Assigned task
When the listing has been read, print it out again in full, word for word.

Data records

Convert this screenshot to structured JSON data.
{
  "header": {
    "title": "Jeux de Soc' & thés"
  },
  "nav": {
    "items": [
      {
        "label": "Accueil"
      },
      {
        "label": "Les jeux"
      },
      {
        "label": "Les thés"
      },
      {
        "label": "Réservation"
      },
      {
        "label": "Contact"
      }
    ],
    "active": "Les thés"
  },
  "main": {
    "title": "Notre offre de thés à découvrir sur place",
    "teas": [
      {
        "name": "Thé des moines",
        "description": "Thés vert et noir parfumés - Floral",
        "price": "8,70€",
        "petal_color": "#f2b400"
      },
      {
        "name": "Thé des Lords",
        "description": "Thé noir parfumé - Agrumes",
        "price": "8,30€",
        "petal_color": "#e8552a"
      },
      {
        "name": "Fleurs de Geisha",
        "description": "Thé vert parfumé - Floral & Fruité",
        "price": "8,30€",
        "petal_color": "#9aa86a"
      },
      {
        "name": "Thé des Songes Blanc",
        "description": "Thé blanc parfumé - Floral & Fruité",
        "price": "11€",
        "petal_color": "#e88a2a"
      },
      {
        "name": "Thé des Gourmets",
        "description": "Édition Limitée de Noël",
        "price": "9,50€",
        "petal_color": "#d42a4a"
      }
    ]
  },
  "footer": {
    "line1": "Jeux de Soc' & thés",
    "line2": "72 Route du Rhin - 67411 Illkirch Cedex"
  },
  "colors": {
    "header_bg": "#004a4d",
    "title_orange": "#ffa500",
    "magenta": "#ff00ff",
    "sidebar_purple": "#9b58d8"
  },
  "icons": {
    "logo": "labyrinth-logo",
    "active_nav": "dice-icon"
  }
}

Task response
Convert this screenshot to structured JSON data.
{
  "header": {
    "title": "Jeux de Soc' & thés"
  },
  "nav": {
    "items": [
      {
        "label": "Accueil"
      },
      {
        "label": "Les jeux"
      },
      {
        "label": "Les thés"
      },
      {
        "label": "Réservation"
      },
      {
        "label": "Contact"
      }
    ],
    "active": "Les thés"
  },
  "main": {
    "title": "Notre offre de thés à découvrir sur place",
    "teas": [
      {
        "name": "Thé des moines",
        "description": "Thés vert et noir parfumés - Floral",
        "price": "8,70€",
        "petal_color": "#f2b400"
      },
      {
        "name": "Thé des Lords",
        "description": "Thé noir parfumé - Agrumes",
        "price": "8,30€",
        "petal_color": "#e8552a"
      },
      {
        "name": "Fleurs de Geisha",
        "description": "Thé vert parfumé - Floral & Fruité",
        "price": "8,30€",
        "petal_color": "#9aa86a"
      },
      {
        "name": "Thé des Songes Blanc",
        "description": "Thé blanc parfumé - Floral & Fruité",
        "price": "11€",
        "petal_color": "#e88a2a"
      },
      {
        "name": "Thé des Gourmets",
        "description": "Édition Limitée de Noël",
        "price": "9,50€",
        "petal_color": "#d42a4a"
      }
    ]
  },
  "footer": {
    "line1": "Jeux de Soc' & thés",
    "line2": "72 Route du Rhin - 67411 Illkirch Cedex"
  },
  "colors": {
    "header_bg": "#004a4d",
    "title_orange": "#ffa500",
    "magenta": "#ff00ff",
    "sidebar_purple": "#9b58d8"
  },
  "icons": {
    "logo": "labyrinth-logo",
    "active_nav": "dice-icon"
  }
}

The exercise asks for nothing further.